§ EXERCISE DATA:
============
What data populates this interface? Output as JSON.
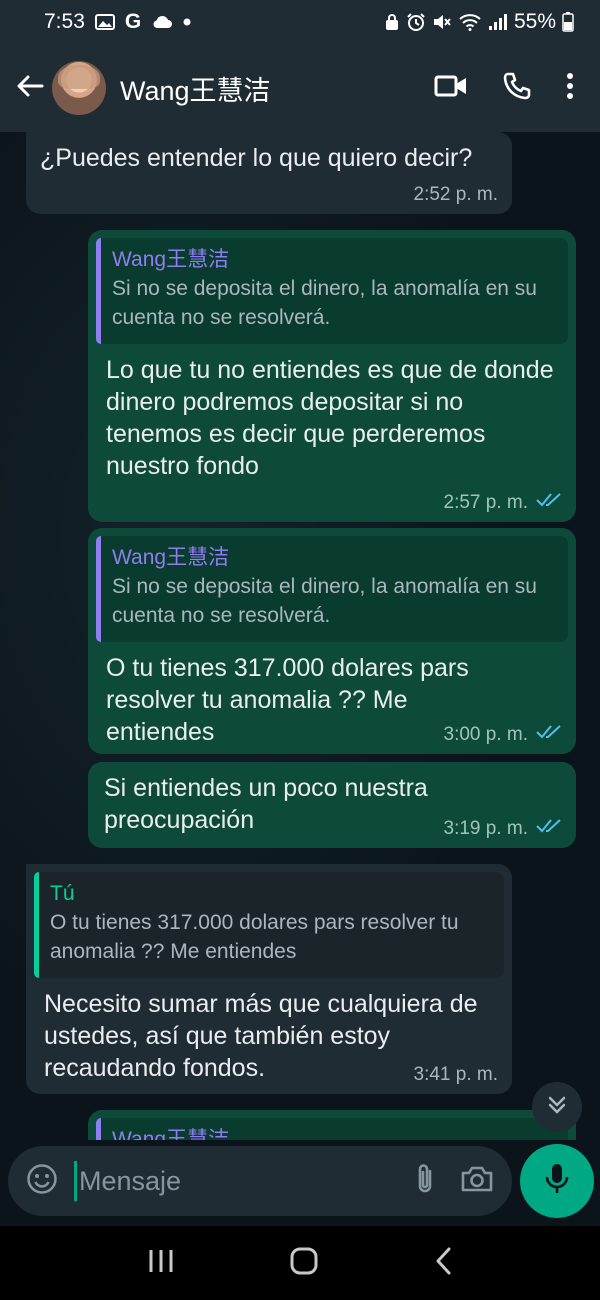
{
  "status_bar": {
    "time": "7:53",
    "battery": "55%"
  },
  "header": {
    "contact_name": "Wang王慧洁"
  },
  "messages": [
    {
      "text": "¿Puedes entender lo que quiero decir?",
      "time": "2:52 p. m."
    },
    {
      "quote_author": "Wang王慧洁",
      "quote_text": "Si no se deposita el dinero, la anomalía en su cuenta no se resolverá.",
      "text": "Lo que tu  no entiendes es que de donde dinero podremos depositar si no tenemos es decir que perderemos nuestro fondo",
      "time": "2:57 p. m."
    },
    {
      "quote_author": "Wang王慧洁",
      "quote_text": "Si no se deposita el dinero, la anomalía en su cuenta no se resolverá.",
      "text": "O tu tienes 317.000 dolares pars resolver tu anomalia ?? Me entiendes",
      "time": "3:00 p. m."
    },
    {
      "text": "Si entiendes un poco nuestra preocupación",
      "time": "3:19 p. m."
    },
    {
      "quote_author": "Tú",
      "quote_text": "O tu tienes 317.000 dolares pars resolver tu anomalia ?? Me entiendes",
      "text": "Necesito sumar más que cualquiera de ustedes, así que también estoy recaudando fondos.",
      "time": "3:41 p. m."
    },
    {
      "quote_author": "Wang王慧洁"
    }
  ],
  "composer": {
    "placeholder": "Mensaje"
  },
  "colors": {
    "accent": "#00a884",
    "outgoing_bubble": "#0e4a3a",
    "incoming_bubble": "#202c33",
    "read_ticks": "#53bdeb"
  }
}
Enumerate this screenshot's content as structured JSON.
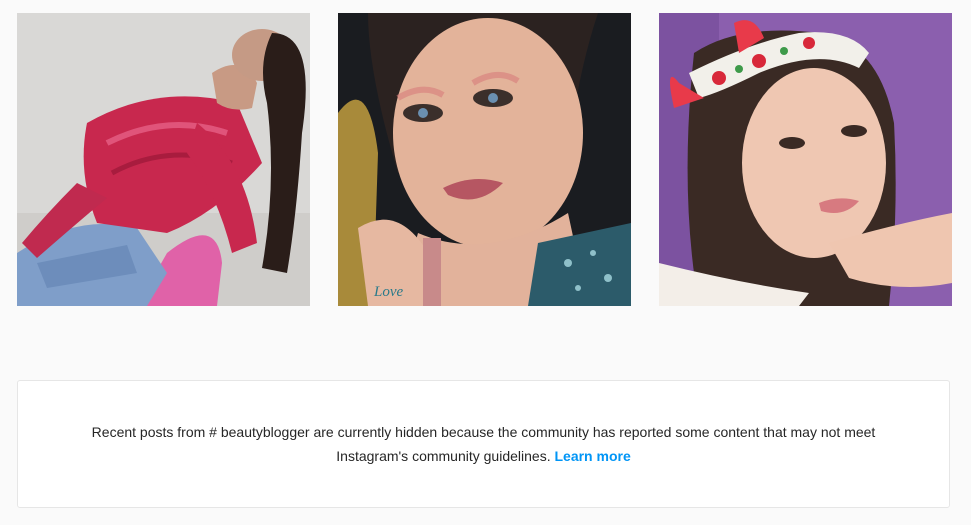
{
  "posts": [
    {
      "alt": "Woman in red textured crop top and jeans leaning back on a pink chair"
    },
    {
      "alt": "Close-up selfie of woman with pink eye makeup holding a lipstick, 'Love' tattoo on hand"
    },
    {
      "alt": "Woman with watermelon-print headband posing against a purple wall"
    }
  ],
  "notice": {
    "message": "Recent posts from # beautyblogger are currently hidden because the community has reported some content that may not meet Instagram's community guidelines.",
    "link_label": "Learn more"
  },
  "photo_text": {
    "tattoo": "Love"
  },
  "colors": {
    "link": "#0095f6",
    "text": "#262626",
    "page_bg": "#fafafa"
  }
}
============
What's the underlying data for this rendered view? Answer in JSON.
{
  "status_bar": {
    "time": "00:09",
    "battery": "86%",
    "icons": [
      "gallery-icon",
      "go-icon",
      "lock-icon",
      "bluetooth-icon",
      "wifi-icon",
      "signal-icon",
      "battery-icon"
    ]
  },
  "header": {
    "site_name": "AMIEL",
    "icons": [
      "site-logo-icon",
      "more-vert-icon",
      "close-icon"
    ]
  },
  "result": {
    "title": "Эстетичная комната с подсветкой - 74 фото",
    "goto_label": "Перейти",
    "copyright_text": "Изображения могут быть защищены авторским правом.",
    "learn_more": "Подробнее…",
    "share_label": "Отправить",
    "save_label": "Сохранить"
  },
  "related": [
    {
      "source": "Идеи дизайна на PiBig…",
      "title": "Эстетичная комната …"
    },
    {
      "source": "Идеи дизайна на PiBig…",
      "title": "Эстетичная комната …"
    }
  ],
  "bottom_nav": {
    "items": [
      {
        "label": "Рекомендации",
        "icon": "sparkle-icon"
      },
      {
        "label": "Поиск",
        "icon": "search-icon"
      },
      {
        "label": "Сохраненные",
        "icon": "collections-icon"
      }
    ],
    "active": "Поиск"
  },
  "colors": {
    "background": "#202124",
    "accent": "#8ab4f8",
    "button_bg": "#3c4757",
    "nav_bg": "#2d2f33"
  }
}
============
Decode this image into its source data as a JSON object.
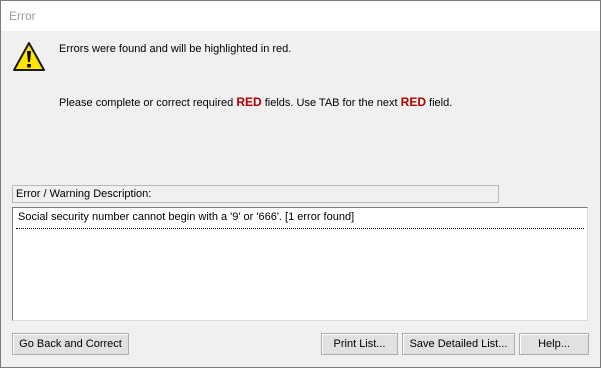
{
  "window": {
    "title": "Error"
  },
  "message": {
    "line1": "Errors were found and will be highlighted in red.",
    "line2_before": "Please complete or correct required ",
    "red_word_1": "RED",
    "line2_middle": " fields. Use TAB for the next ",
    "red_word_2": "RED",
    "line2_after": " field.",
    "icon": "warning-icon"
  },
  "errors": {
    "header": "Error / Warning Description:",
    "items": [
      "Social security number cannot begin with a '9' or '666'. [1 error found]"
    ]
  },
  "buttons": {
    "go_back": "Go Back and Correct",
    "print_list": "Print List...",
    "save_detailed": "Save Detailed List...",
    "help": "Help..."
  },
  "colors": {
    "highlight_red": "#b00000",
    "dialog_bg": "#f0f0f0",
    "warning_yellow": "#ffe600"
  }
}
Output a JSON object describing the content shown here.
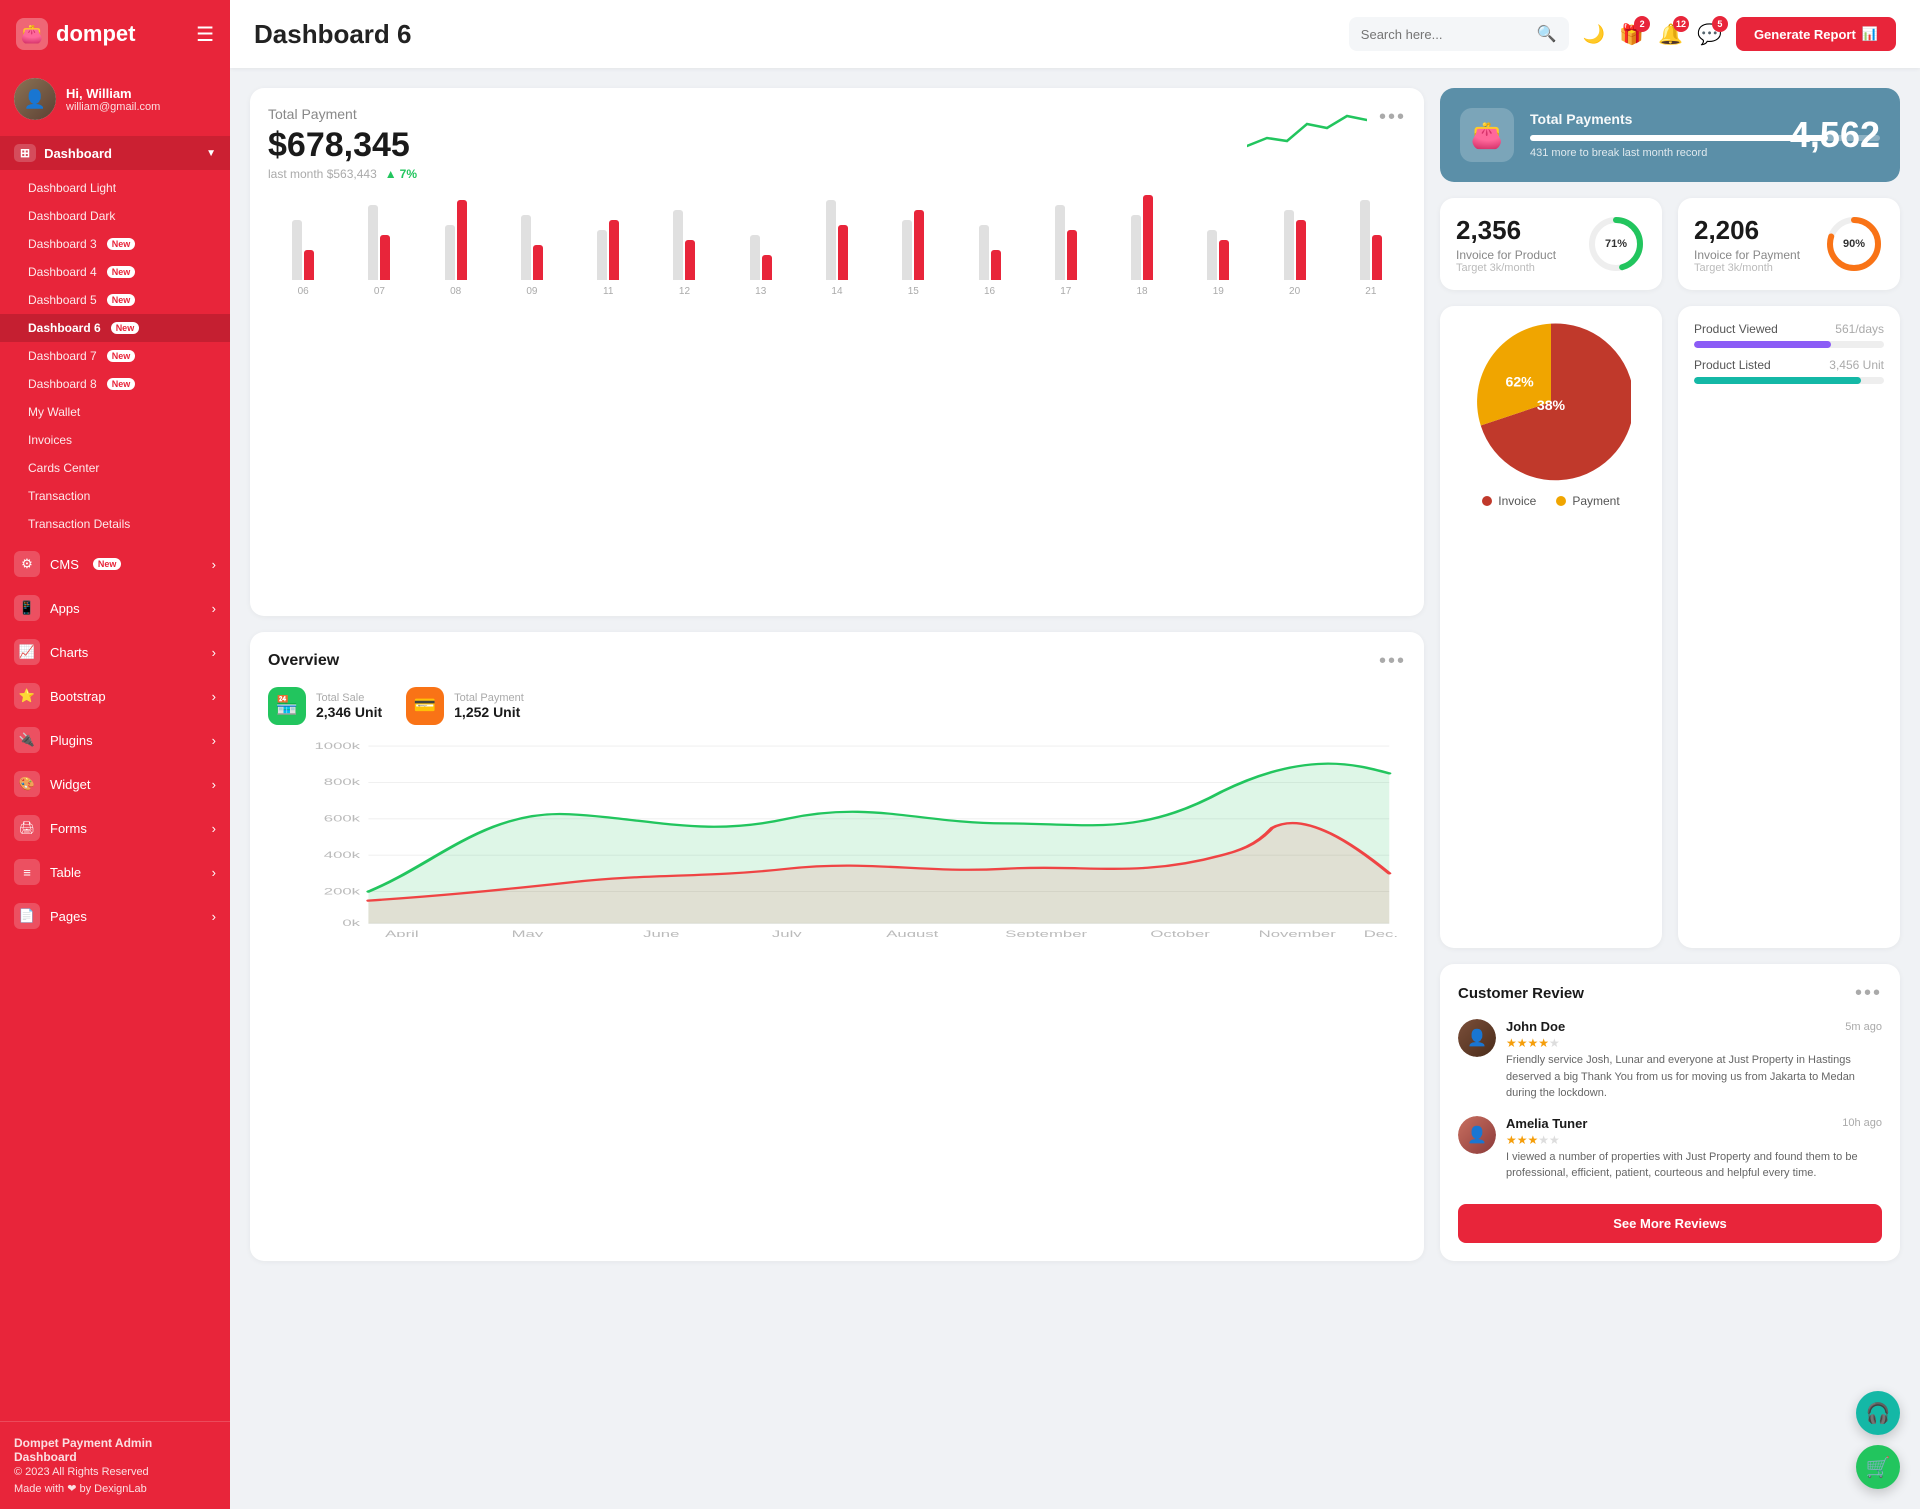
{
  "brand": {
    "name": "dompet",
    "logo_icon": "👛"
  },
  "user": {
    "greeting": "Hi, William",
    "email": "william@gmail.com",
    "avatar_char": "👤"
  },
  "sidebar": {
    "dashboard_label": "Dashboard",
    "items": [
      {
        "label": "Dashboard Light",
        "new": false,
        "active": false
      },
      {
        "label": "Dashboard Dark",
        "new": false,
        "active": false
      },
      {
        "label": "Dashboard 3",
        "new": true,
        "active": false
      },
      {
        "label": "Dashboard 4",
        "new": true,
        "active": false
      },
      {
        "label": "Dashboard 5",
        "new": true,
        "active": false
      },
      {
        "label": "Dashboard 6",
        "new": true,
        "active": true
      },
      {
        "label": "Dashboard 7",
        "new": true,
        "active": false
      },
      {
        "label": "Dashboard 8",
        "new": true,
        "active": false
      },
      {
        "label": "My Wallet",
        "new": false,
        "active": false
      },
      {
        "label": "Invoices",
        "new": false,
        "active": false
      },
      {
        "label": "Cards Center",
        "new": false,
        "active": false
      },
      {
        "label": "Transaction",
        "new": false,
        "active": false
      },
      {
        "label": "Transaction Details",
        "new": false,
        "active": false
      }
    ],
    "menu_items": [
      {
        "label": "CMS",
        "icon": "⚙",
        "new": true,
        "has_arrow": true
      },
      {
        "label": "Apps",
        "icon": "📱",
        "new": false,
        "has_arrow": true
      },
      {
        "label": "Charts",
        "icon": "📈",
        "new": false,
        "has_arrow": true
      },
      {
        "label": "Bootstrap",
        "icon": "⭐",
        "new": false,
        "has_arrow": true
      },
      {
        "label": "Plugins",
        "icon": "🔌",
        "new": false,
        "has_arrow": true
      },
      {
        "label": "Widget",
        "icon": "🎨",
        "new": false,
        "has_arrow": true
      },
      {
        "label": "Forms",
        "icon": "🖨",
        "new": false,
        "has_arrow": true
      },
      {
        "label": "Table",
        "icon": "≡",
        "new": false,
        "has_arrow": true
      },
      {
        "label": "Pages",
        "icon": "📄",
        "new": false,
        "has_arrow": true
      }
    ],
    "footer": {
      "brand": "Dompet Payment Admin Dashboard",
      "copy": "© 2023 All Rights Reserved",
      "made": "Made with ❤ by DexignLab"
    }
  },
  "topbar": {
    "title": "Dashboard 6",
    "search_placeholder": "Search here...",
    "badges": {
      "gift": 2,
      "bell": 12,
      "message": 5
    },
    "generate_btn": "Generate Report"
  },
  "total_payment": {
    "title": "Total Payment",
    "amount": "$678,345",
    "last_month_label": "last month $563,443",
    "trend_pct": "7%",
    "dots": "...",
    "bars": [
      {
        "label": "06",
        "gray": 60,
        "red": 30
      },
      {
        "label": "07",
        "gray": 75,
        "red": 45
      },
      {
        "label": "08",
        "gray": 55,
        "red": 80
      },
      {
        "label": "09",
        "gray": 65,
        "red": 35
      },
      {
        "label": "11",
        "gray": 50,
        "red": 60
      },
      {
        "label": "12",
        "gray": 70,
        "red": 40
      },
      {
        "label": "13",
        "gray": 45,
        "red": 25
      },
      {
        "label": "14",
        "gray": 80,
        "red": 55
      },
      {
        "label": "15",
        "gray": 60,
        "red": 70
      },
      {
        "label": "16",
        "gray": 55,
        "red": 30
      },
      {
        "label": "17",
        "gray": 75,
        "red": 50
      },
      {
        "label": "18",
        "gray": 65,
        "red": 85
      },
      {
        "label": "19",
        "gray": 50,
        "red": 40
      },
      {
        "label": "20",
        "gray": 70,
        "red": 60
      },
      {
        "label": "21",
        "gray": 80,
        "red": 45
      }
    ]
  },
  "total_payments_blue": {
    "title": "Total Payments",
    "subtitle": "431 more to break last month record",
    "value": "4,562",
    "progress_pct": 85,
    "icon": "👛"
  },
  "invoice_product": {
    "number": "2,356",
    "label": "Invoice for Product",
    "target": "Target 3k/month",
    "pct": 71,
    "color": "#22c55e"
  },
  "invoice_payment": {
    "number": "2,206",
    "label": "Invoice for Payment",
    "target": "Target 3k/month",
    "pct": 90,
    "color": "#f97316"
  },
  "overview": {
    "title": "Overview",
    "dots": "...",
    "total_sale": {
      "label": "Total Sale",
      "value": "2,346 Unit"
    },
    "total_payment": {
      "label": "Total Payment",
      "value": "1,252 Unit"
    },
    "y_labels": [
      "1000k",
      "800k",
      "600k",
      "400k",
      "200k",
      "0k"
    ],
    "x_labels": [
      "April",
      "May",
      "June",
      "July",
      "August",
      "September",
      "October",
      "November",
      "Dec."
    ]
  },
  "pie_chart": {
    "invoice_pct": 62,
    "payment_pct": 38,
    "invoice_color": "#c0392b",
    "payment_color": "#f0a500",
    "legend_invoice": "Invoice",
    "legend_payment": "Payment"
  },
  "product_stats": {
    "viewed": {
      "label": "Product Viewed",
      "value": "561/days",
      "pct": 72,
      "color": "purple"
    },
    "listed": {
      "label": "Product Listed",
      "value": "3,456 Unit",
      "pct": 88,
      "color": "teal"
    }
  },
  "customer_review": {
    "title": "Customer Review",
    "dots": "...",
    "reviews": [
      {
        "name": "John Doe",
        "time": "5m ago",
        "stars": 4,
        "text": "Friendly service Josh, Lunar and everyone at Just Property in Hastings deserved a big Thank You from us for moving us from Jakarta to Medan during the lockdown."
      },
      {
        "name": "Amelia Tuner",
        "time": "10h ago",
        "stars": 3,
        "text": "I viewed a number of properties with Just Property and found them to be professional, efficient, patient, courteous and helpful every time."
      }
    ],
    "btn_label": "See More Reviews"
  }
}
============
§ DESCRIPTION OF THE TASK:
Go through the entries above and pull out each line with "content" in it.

§ ANSWER:
Enumerate this screenshot's content as structured JSON.
    "message": "Recent posts from # beautyblogger are currently hidden because the community has reported some content that may not meet Instagram's community guidelines.",
Output a JSON object describing the content shown here.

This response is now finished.